### WORK TO BE COMPLETED
Your answer should be one number: the count of lines in the records that include the word "Inloggen".

[Excerpts from an interface dataset]
════

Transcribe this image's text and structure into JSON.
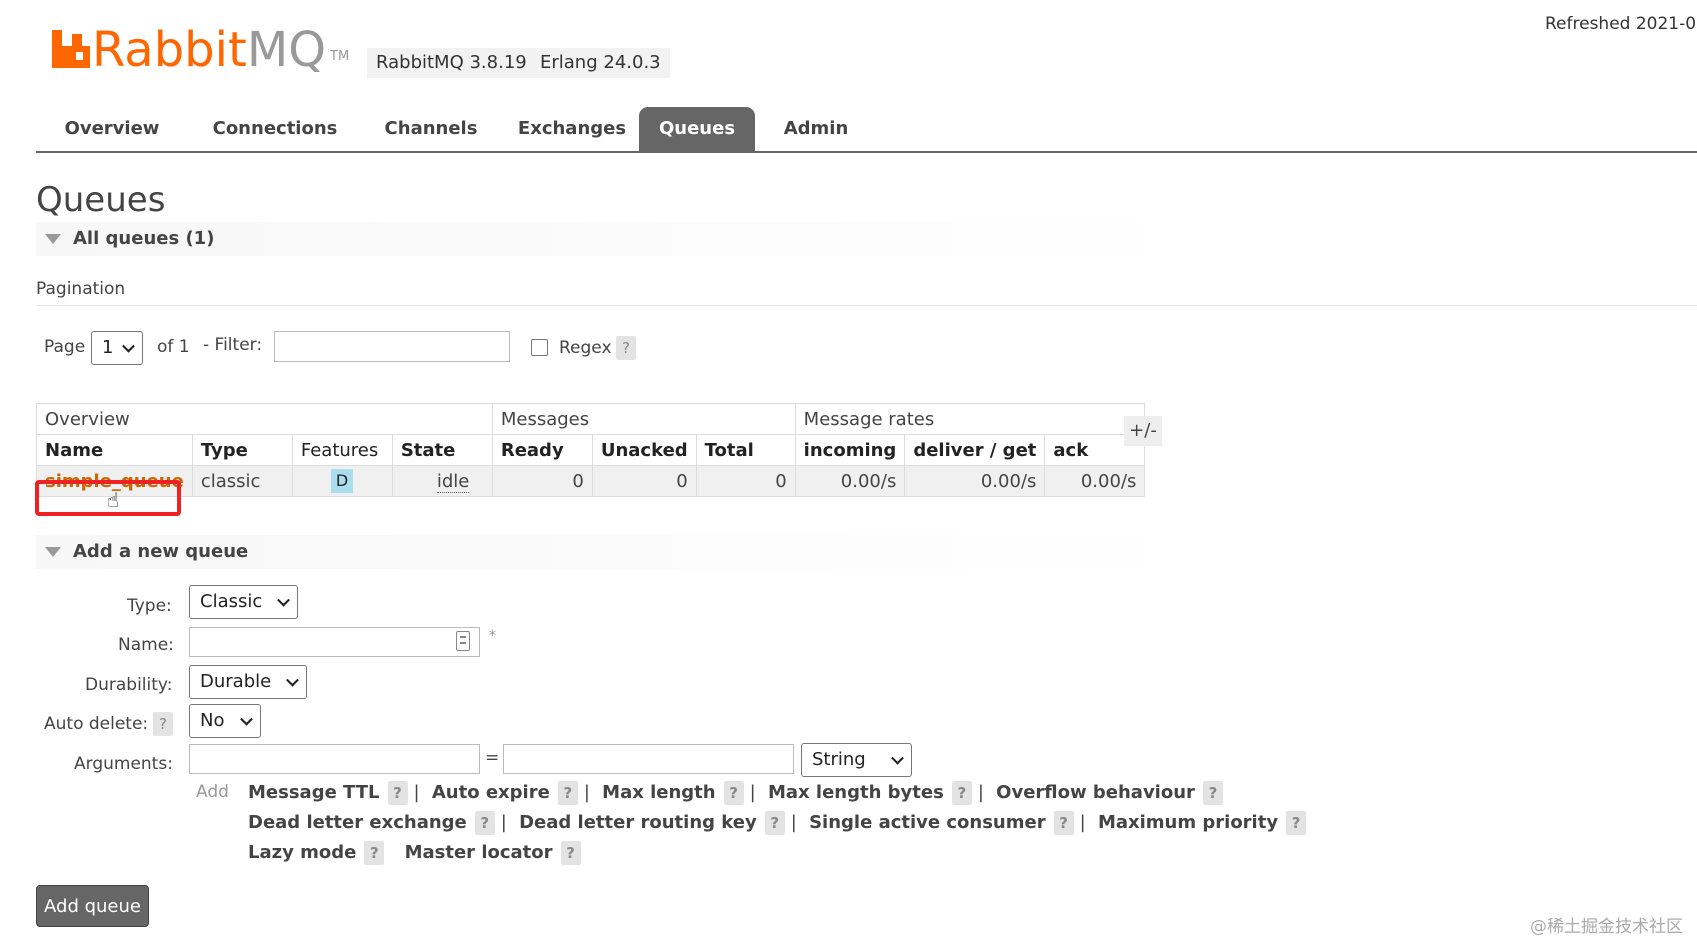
{
  "header": {
    "logo_a": "Rabbit",
    "logo_b": "MQ",
    "logo_tm": "TM",
    "version": "RabbitMQ 3.8.19",
    "erlang": "Erlang 24.0.3",
    "refreshed": "Refreshed 2021-0"
  },
  "nav": {
    "tabs": [
      {
        "label": "Overview"
      },
      {
        "label": "Connections"
      },
      {
        "label": "Channels"
      },
      {
        "label": "Exchanges"
      },
      {
        "label": "Queues"
      },
      {
        "label": "Admin"
      }
    ],
    "active": "Queues"
  },
  "page": {
    "title": "Queues",
    "all_queues": "All queues (1)"
  },
  "pagination": {
    "title": "Pagination",
    "page_label": "Page",
    "page_value": "1",
    "of_label": "of 1",
    "filter_label": "- Filter:",
    "filter_value": "",
    "regex_label": "Regex",
    "help": "?"
  },
  "table": {
    "groups": [
      "Overview",
      "Messages",
      "Message rates"
    ],
    "columns": [
      "Name",
      "Type",
      "Features",
      "State",
      "Ready",
      "Unacked",
      "Total",
      "incoming",
      "deliver / get",
      "ack"
    ],
    "rows": [
      {
        "name": "simple_queue",
        "type": "classic",
        "features": "D",
        "state": "idle",
        "ready": "0",
        "unacked": "0",
        "total": "0",
        "incoming": "0.00/s",
        "deliver_get": "0.00/s",
        "ack": "0.00/s"
      }
    ],
    "toggle": "+/-"
  },
  "add_queue": {
    "heading": "Add a new queue",
    "type_label": "Type:",
    "type_value": "Classic",
    "name_label": "Name:",
    "name_value": "",
    "required_mark": "*",
    "durability_label": "Durability:",
    "durability_value": "Durable",
    "auto_delete_label": "Auto delete:",
    "auto_delete_value": "No",
    "arguments_label": "Arguments:",
    "equals": "=",
    "arg_type_value": "String",
    "add_label": "Add",
    "arg_links": {
      "message_ttl": "Message TTL",
      "auto_expire": "Auto expire",
      "max_length": "Max length",
      "max_length_bytes": "Max length bytes",
      "overflow": "Overflow behaviour",
      "dead_letter_exchange": "Dead letter exchange",
      "dead_letter_routing_key": "Dead letter routing key",
      "single_active_consumer": "Single active consumer",
      "maximum_priority": "Maximum priority",
      "lazy_mode": "Lazy mode",
      "master_locator": "Master locator"
    },
    "sep": "|",
    "submit": "Add queue"
  },
  "watermark": "@稀土掘金技术社区",
  "icons": {
    "cursor": "hand-pointer-icon",
    "name_field": "keyboard-icon"
  }
}
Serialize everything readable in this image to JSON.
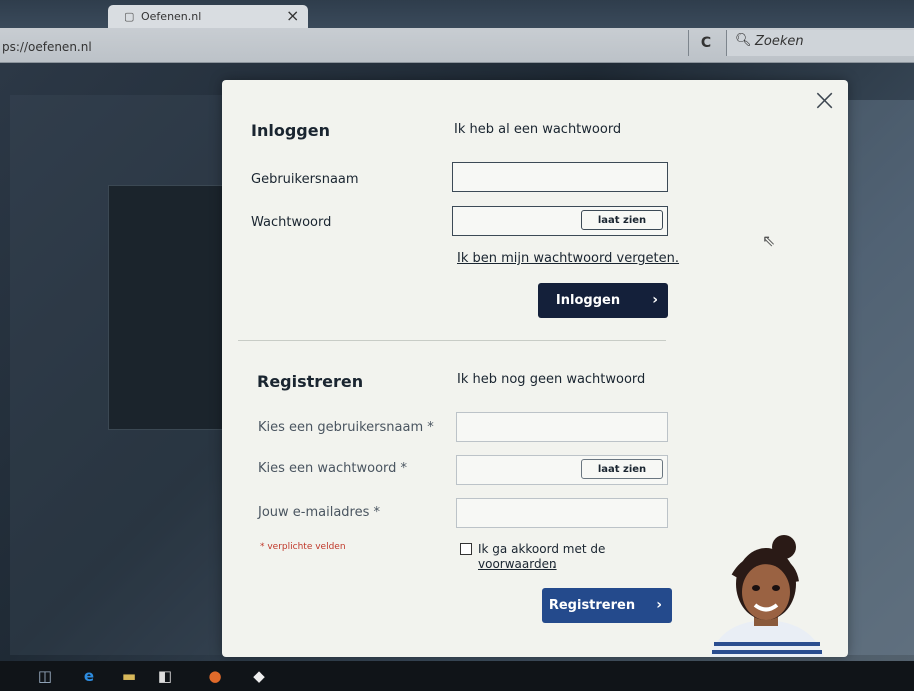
{
  "browser": {
    "tab_title": "Oefenen.nl",
    "tab_icon": "page-icon",
    "tab_close": "×",
    "url": "ps://oefenen.nl",
    "reload_icon": "C",
    "search_placeholder": "Zoeken"
  },
  "modal": {
    "close_symbol": "×",
    "login": {
      "heading": "Inloggen",
      "subheading": "Ik heb al een wachtwoord",
      "username_label": "Gebruikersnaam",
      "password_label": "Wachtwoord",
      "show_label": "laat zien",
      "forgot_link": "Ik ben mijn wachtwoord vergeten.",
      "submit_label": "Inloggen",
      "submit_chevron": "›"
    },
    "register": {
      "heading": "Registreren",
      "subheading": "Ik heb nog geen wachtwoord",
      "username_label": "Kies een gebruikersnaam *",
      "password_label": "Kies een wachtwoord *",
      "email_label": "Jouw e-mailadres *",
      "show_label": "laat zien",
      "required_note": "* verplichte velden",
      "agree_text": "Ik ga akkoord met de",
      "agree_link": "voorwaarden",
      "agree_end": ".",
      "submit_label": "Registreren",
      "submit_chevron": "›"
    }
  },
  "colors": {
    "login_button": "#14203a",
    "register_button": "#244a8c",
    "required_text": "#c0392b"
  }
}
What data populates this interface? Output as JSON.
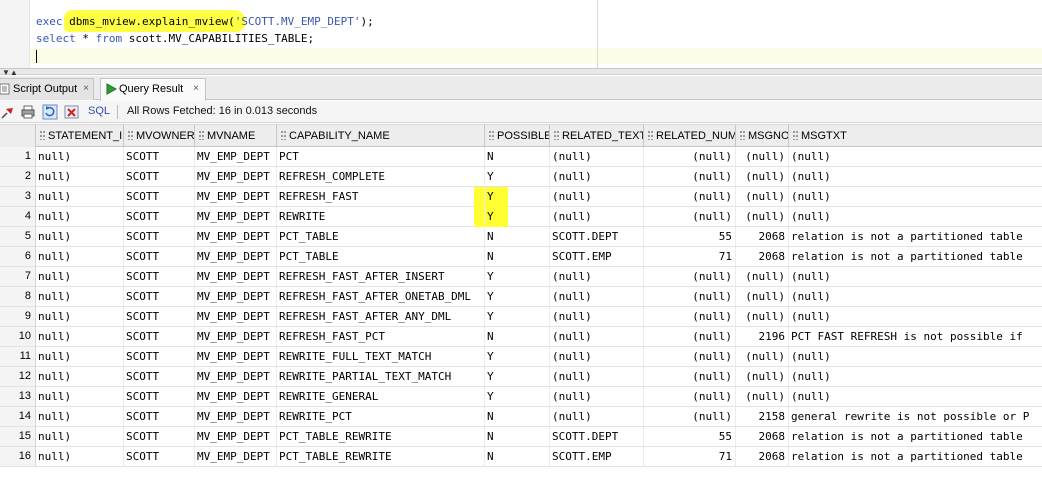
{
  "editor": {
    "line1": {
      "exec": "exec",
      "proc": "dbms_mview.explain_mview",
      "open": "(",
      "arg": "'SCOTT.MV_EMP_DEPT'",
      "close": ");"
    },
    "line2": {
      "select": "select",
      "star": " * ",
      "from": "from",
      "table": " scott.MV_CAPABILITIES_TABLE;"
    }
  },
  "tabs": [
    {
      "label": "Script Output",
      "close": "×"
    },
    {
      "label": "Query Result",
      "close": "×"
    }
  ],
  "toolbar": {
    "sql_label": "SQL",
    "status": "All Rows Fetched: 16 in 0.013 seconds"
  },
  "grid": {
    "columns": [
      "STATEMENT_ID",
      "MVOWNER",
      "MVNAME",
      "CAPABILITY_NAME",
      "POSSIBLE",
      "RELATED_TEXT",
      "RELATED_NUM",
      "MSGNO",
      "MSGTXT"
    ],
    "rows": [
      [
        "1",
        "null)",
        "SCOTT",
        "MV_EMP_DEPT",
        "PCT",
        "N",
        "(null)",
        "(null)",
        "(null)",
        "(null)"
      ],
      [
        "2",
        "null)",
        "SCOTT",
        "MV_EMP_DEPT",
        "REFRESH_COMPLETE",
        "Y",
        "(null)",
        "(null)",
        "(null)",
        "(null)"
      ],
      [
        "3",
        "null)",
        "SCOTT",
        "MV_EMP_DEPT",
        "REFRESH_FAST",
        "Y",
        "(null)",
        "(null)",
        "(null)",
        "(null)"
      ],
      [
        "4",
        "null)",
        "SCOTT",
        "MV_EMP_DEPT",
        "REWRITE",
        "Y",
        "(null)",
        "(null)",
        "(null)",
        "(null)"
      ],
      [
        "5",
        "null)",
        "SCOTT",
        "MV_EMP_DEPT",
        "PCT_TABLE",
        "N",
        "SCOTT.DEPT",
        "55",
        "2068",
        "relation is not a partitioned table"
      ],
      [
        "6",
        "null)",
        "SCOTT",
        "MV_EMP_DEPT",
        "PCT_TABLE",
        "N",
        "SCOTT.EMP",
        "71",
        "2068",
        "relation is not a partitioned table"
      ],
      [
        "7",
        "null)",
        "SCOTT",
        "MV_EMP_DEPT",
        "REFRESH_FAST_AFTER_INSERT",
        "Y",
        "(null)",
        "(null)",
        "(null)",
        "(null)"
      ],
      [
        "8",
        "null)",
        "SCOTT",
        "MV_EMP_DEPT",
        "REFRESH_FAST_AFTER_ONETAB_DML",
        "Y",
        "(null)",
        "(null)",
        "(null)",
        "(null)"
      ],
      [
        "9",
        "null)",
        "SCOTT",
        "MV_EMP_DEPT",
        "REFRESH_FAST_AFTER_ANY_DML",
        "Y",
        "(null)",
        "(null)",
        "(null)",
        "(null)"
      ],
      [
        "10",
        "null)",
        "SCOTT",
        "MV_EMP_DEPT",
        "REFRESH_FAST_PCT",
        "N",
        "(null)",
        "(null)",
        "2196",
        "PCT FAST REFRESH is not possible if"
      ],
      [
        "11",
        "null)",
        "SCOTT",
        "MV_EMP_DEPT",
        "REWRITE_FULL_TEXT_MATCH",
        "Y",
        "(null)",
        "(null)",
        "(null)",
        "(null)"
      ],
      [
        "12",
        "null)",
        "SCOTT",
        "MV_EMP_DEPT",
        "REWRITE_PARTIAL_TEXT_MATCH",
        "Y",
        "(null)",
        "(null)",
        "(null)",
        "(null)"
      ],
      [
        "13",
        "null)",
        "SCOTT",
        "MV_EMP_DEPT",
        "REWRITE_GENERAL",
        "Y",
        "(null)",
        "(null)",
        "(null)",
        "(null)"
      ],
      [
        "14",
        "null)",
        "SCOTT",
        "MV_EMP_DEPT",
        "REWRITE_PCT",
        "N",
        "(null)",
        "(null)",
        "2158",
        "general rewrite is not possible or P"
      ],
      [
        "15",
        "null)",
        "SCOTT",
        "MV_EMP_DEPT",
        "PCT_TABLE_REWRITE",
        "N",
        "SCOTT.DEPT",
        "55",
        "2068",
        "relation is not a partitioned table"
      ],
      [
        "16",
        "null)",
        "SCOTT",
        "MV_EMP_DEPT",
        "PCT_TABLE_REWRITE",
        "N",
        "SCOTT.EMP",
        "71",
        "2068",
        "relation is not a partitioned table"
      ]
    ],
    "highlighted_possible_rows": [
      3,
      4
    ]
  },
  "icons": [
    "pin-icon",
    "print-icon",
    "refresh-icon",
    "clear-icon",
    "run-icon",
    "script-icon"
  ],
  "colors": {
    "highlight": "#ffff33",
    "keyword": "#3b56b3",
    "run_green": "#2e9e2e",
    "pin_red": "#cc2222"
  }
}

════

### YOUR RESPONSE
2